### What is being asked
Write out each line of the entries below that holds the word "back".
== Input data
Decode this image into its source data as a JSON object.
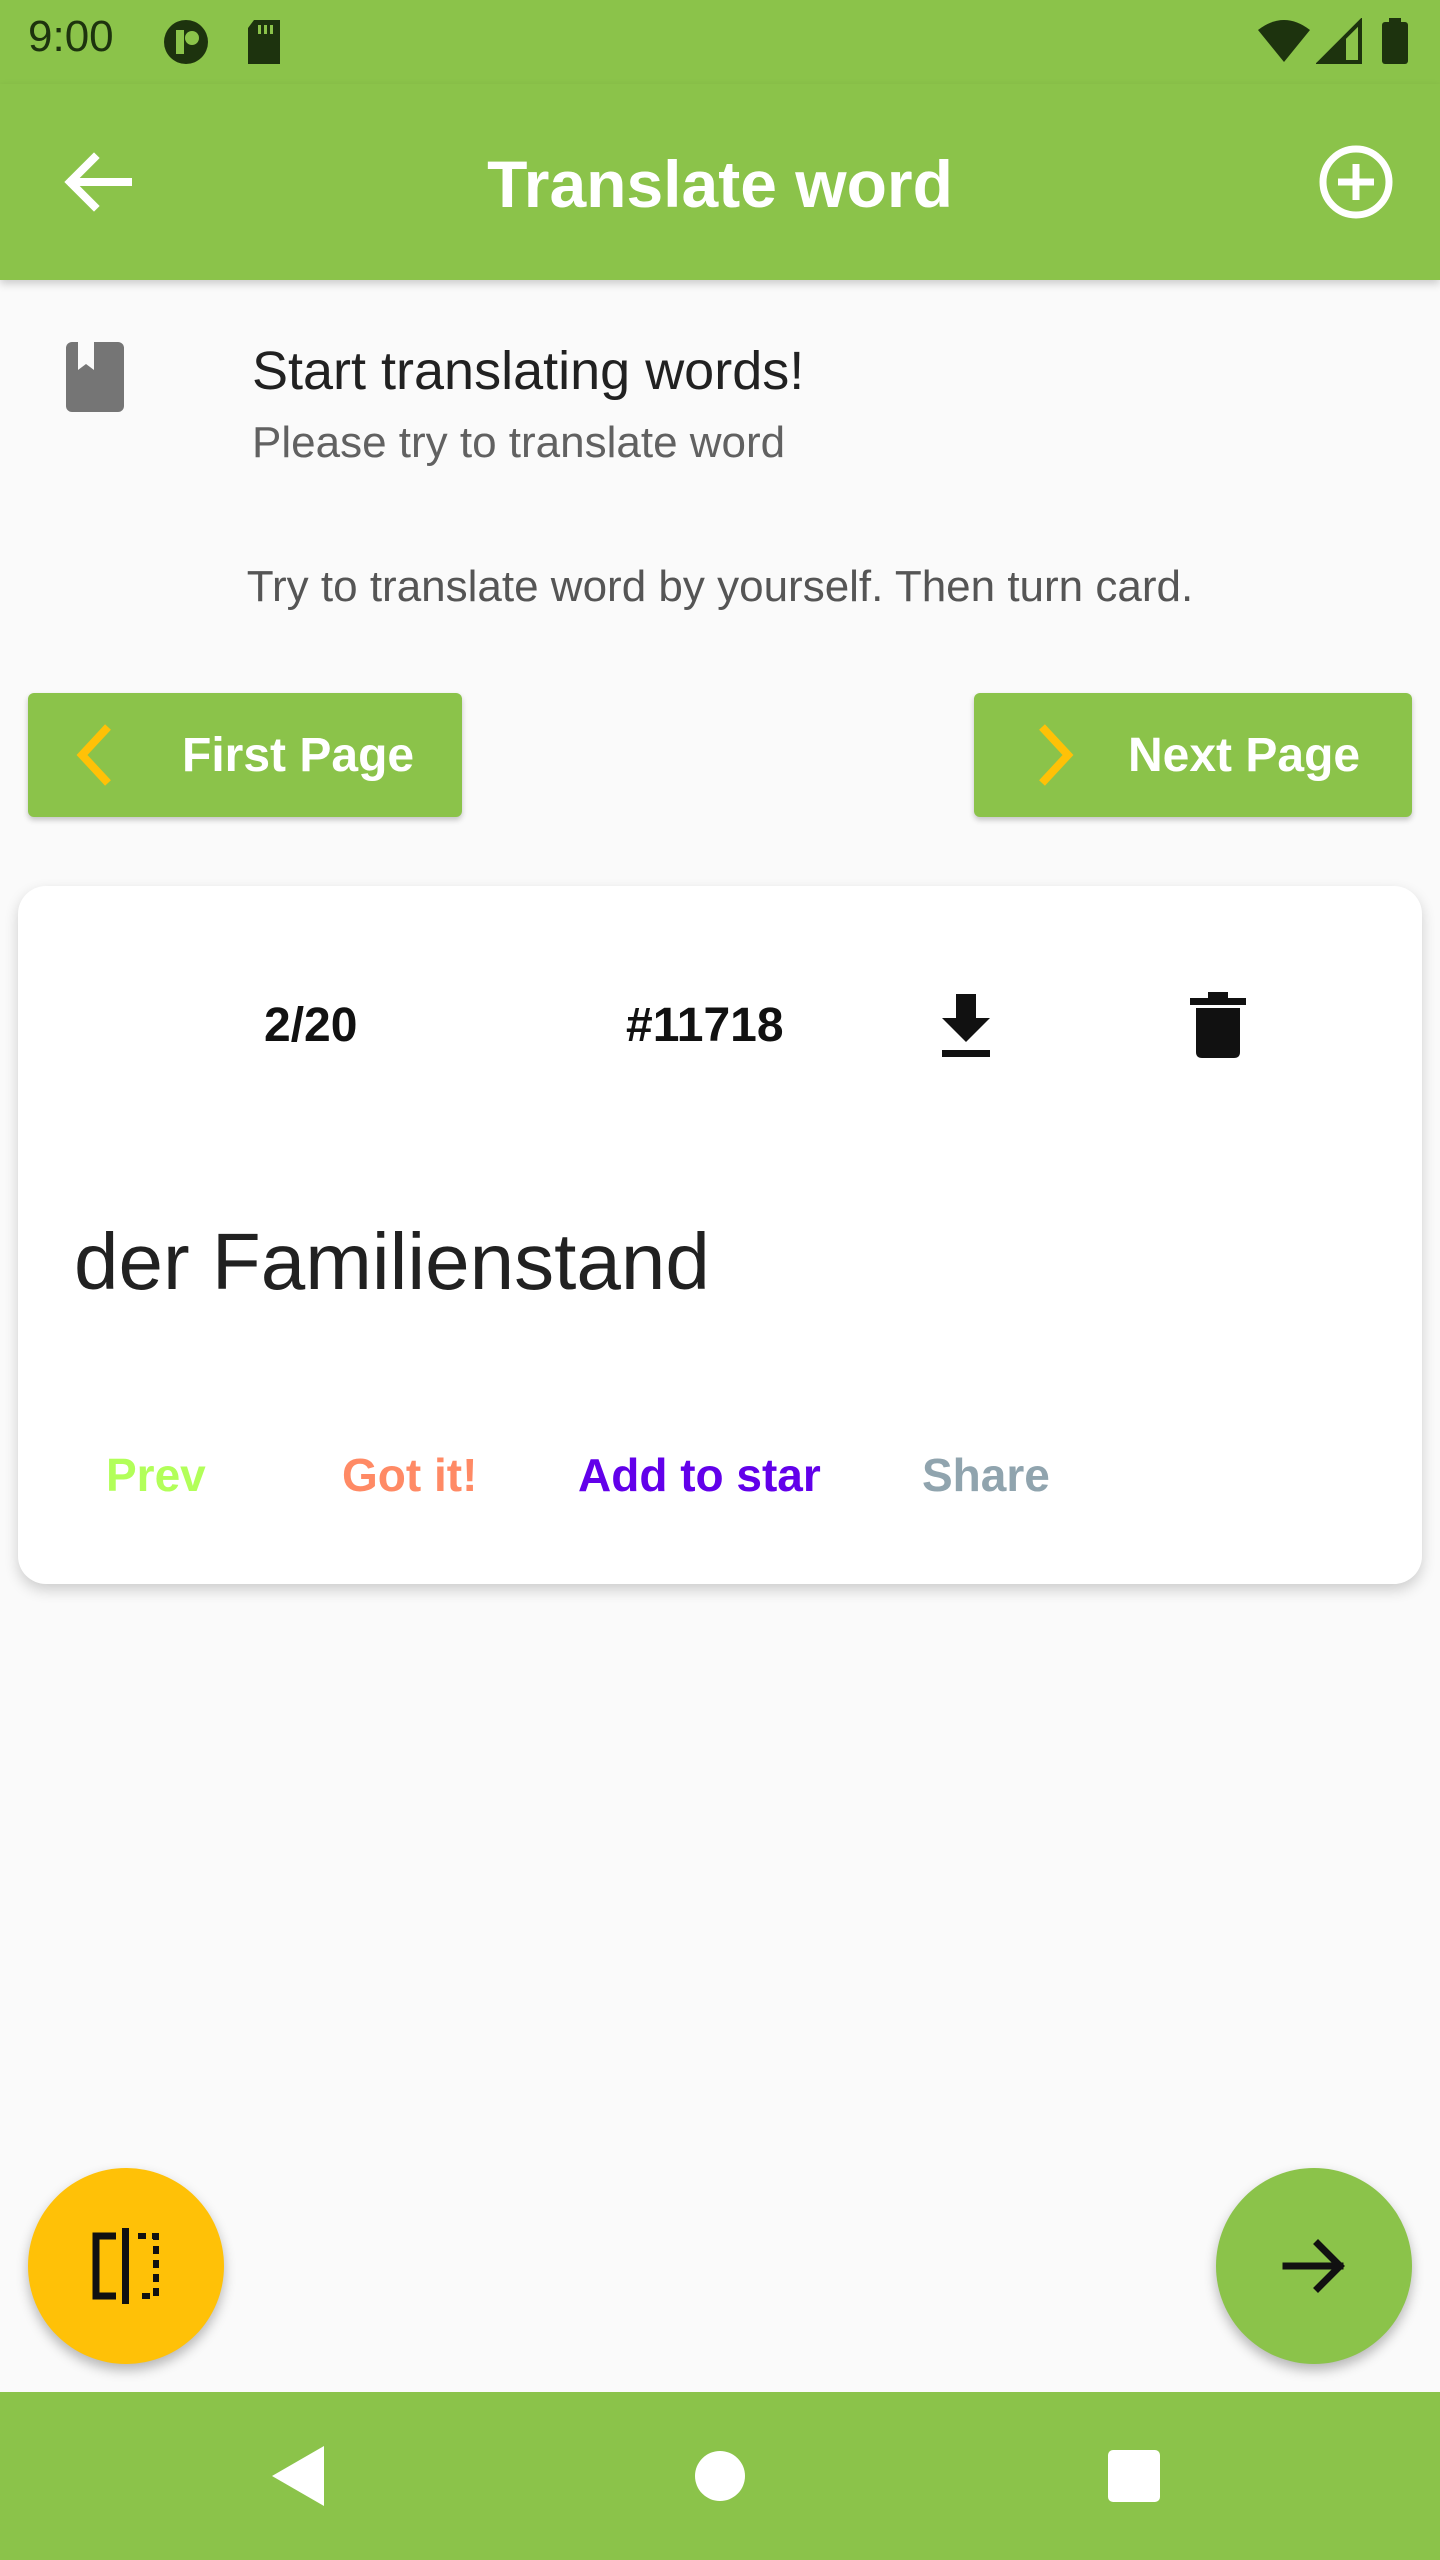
{
  "status_bar": {
    "time": "9:00",
    "icons": [
      "brand-circle-icon",
      "sd-card-icon",
      "wifi-icon",
      "cell-signal-icon",
      "battery-icon"
    ]
  },
  "app_bar": {
    "title": "Translate word",
    "back_icon": "arrow-back-icon",
    "add_icon": "add-circle-icon"
  },
  "intro": {
    "icon": "bookmark-book-icon",
    "title": "Start translating words!",
    "subtitle": "Please try to translate word"
  },
  "hint": "Try to translate word by yourself. Then turn card.",
  "pagination": {
    "first_label": "First Page",
    "next_label": "Next Page"
  },
  "card": {
    "counter": "2/20",
    "id": "#11718",
    "word": "der Familienstand",
    "actions": {
      "prev": "Prev",
      "got_it": "Got it!",
      "add_to_star": "Add to star",
      "share": "Share"
    }
  },
  "fabs": {
    "flip_icon": "flip-icon",
    "next_icon": "arrow-forward-icon"
  },
  "system_nav": {
    "back_icon": "nav-back-icon",
    "home_icon": "nav-home-icon",
    "recents_icon": "nav-recents-icon"
  },
  "colors": {
    "primary": "#8bc34a",
    "accent": "#ffc107",
    "prev": "#b2ff59",
    "got_it": "#ff8a65",
    "add_to_star": "#6200ea",
    "share": "#90a4ae"
  }
}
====
### Exercise answer
    "back_icon": "arrow-back-icon",
    "back_icon": "nav-back-icon",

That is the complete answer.